Exercise prompt: Copy every line of the data exactly, keeping out any picture.

---------- The data ----------

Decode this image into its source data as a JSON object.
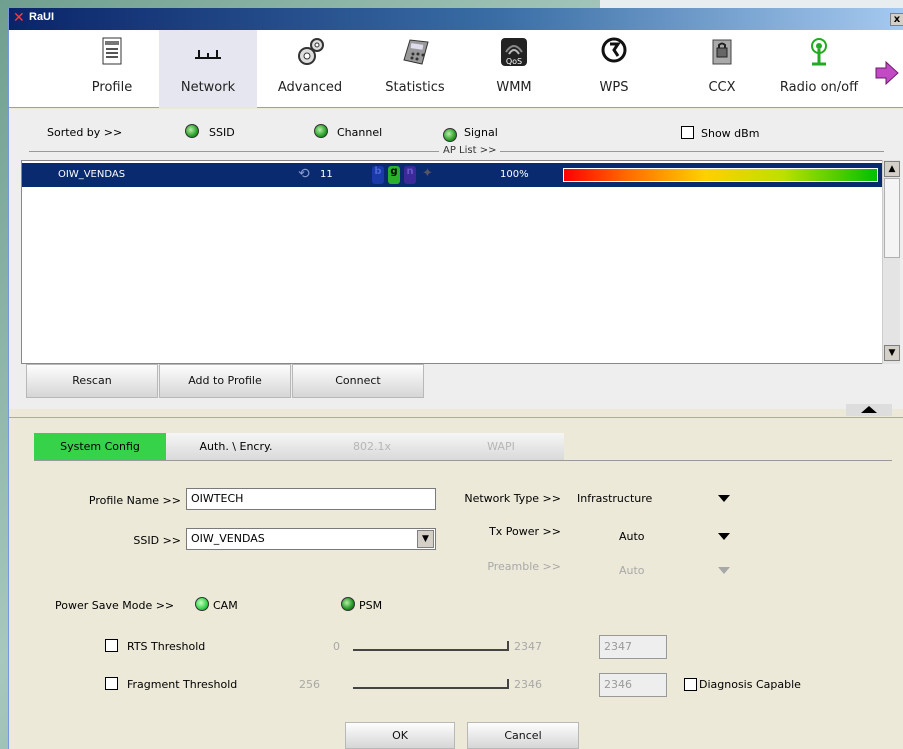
{
  "window": {
    "title": "RaUI",
    "close_label": "x"
  },
  "toolbar": {
    "items": [
      {
        "label": "Profile",
        "icon": "profile-icon"
      },
      {
        "label": "Network",
        "icon": "network-icon"
      },
      {
        "label": "Advanced",
        "icon": "advanced-icon"
      },
      {
        "label": "Statistics",
        "icon": "statistics-icon"
      },
      {
        "label": "WMM",
        "icon": "wmm-icon",
        "badge": "QoS"
      },
      {
        "label": "WPS",
        "icon": "wps-icon"
      },
      {
        "label": "CCX",
        "icon": "ccx-icon"
      },
      {
        "label": "Radio on/off",
        "icon": "radio-icon"
      }
    ],
    "active": "Network"
  },
  "sort": {
    "label": "Sorted by >>",
    "ssid": "SSID",
    "channel": "Channel",
    "signal": "Signal",
    "show_dbm": "Show dBm"
  },
  "aplist": {
    "label": "AP List >>",
    "rows": [
      {
        "ssid": "OIW_VENDAS",
        "channel": "11",
        "mode_badges": [
          "b",
          "g",
          "n"
        ],
        "signal": "100%"
      }
    ]
  },
  "buttons": {
    "rescan": "Rescan",
    "add_profile": "Add to Profile",
    "connect": "Connect",
    "ok": "OK",
    "cancel": "Cancel"
  },
  "tabs": [
    {
      "label": "System Config",
      "state": "active"
    },
    {
      "label": "Auth. \\ Encry.",
      "state": "normal"
    },
    {
      "label": "802.1x",
      "state": "disabled"
    },
    {
      "label": "WAPI",
      "state": "disabled"
    }
  ],
  "config": {
    "profile_name_label": "Profile Name >>",
    "profile_name_value": "OIWTECH",
    "ssid_label": "SSID >>",
    "ssid_value": "OIW_VENDAS",
    "network_type_label": "Network Type >>",
    "network_type_value": "Infrastructure",
    "tx_power_label": "Tx Power >>",
    "tx_power_value": "Auto",
    "preamble_label": "Preamble >>",
    "preamble_value": "Auto",
    "power_save_label": "Power Save Mode >>",
    "cam": "CAM",
    "psm": "PSM",
    "rts_label": "RTS Threshold",
    "rts_min": "0",
    "rts_max": "2347",
    "rts_value": "2347",
    "frag_label": "Fragment Threshold",
    "frag_min": "256",
    "frag_max": "2346",
    "frag_value": "2346",
    "diag_label": "Diagnosis Capable"
  },
  "colors": {
    "accent_green": "#35d24a",
    "selection_blue": "#0a2a70"
  }
}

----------

Task answer:
Decode this image into its source data as a JSON object.
{
  "window": {
    "title": "RaUI",
    "close_label": "x"
  },
  "toolbar": {
    "items": [
      {
        "label": "Profile",
        "icon": "profile-icon"
      },
      {
        "label": "Network",
        "icon": "network-icon"
      },
      {
        "label": "Advanced",
        "icon": "advanced-icon"
      },
      {
        "label": "Statistics",
        "icon": "statistics-icon"
      },
      {
        "label": "WMM",
        "icon": "wmm-icon",
        "badge": "QoS"
      },
      {
        "label": "WPS",
        "icon": "wps-icon"
      },
      {
        "label": "CCX",
        "icon": "ccx-icon"
      },
      {
        "label": "Radio on/off",
        "icon": "radio-icon"
      }
    ],
    "active": "Network"
  },
  "sort": {
    "label": "Sorted by >>",
    "ssid": "SSID",
    "channel": "Channel",
    "signal": "Signal",
    "show_dbm": "Show dBm"
  },
  "aplist": {
    "label": "AP List >>",
    "rows": [
      {
        "ssid": "OIW_VENDAS",
        "channel": "11",
        "mode_badges": [
          "b",
          "g",
          "n"
        ],
        "signal": "100%"
      }
    ]
  },
  "buttons": {
    "rescan": "Rescan",
    "add_profile": "Add to Profile",
    "connect": "Connect",
    "ok": "OK",
    "cancel": "Cancel"
  },
  "tabs": [
    {
      "label": "System Config",
      "state": "active"
    },
    {
      "label": "Auth. \\ Encry.",
      "state": "normal"
    },
    {
      "label": "802.1x",
      "state": "disabled"
    },
    {
      "label": "WAPI",
      "state": "disabled"
    }
  ],
  "config": {
    "profile_name_label": "Profile Name >>",
    "profile_name_value": "OIWTECH",
    "ssid_label": "SSID >>",
    "ssid_value": "OIW_VENDAS",
    "network_type_label": "Network Type >>",
    "network_type_value": "Infrastructure",
    "tx_power_label": "Tx Power >>",
    "tx_power_value": "Auto",
    "preamble_label": "Preamble >>",
    "preamble_value": "Auto",
    "power_save_label": "Power Save Mode >>",
    "cam": "CAM",
    "psm": "PSM",
    "rts_label": "RTS Threshold",
    "rts_min": "0",
    "rts_max": "2347",
    "rts_value": "2347",
    "frag_label": "Fragment Threshold",
    "frag_min": "256",
    "frag_max": "2346",
    "frag_value": "2346",
    "diag_label": "Diagnosis Capable"
  },
  "colors": {
    "accent_green": "#35d24a",
    "selection_blue": "#0a2a70"
  }
}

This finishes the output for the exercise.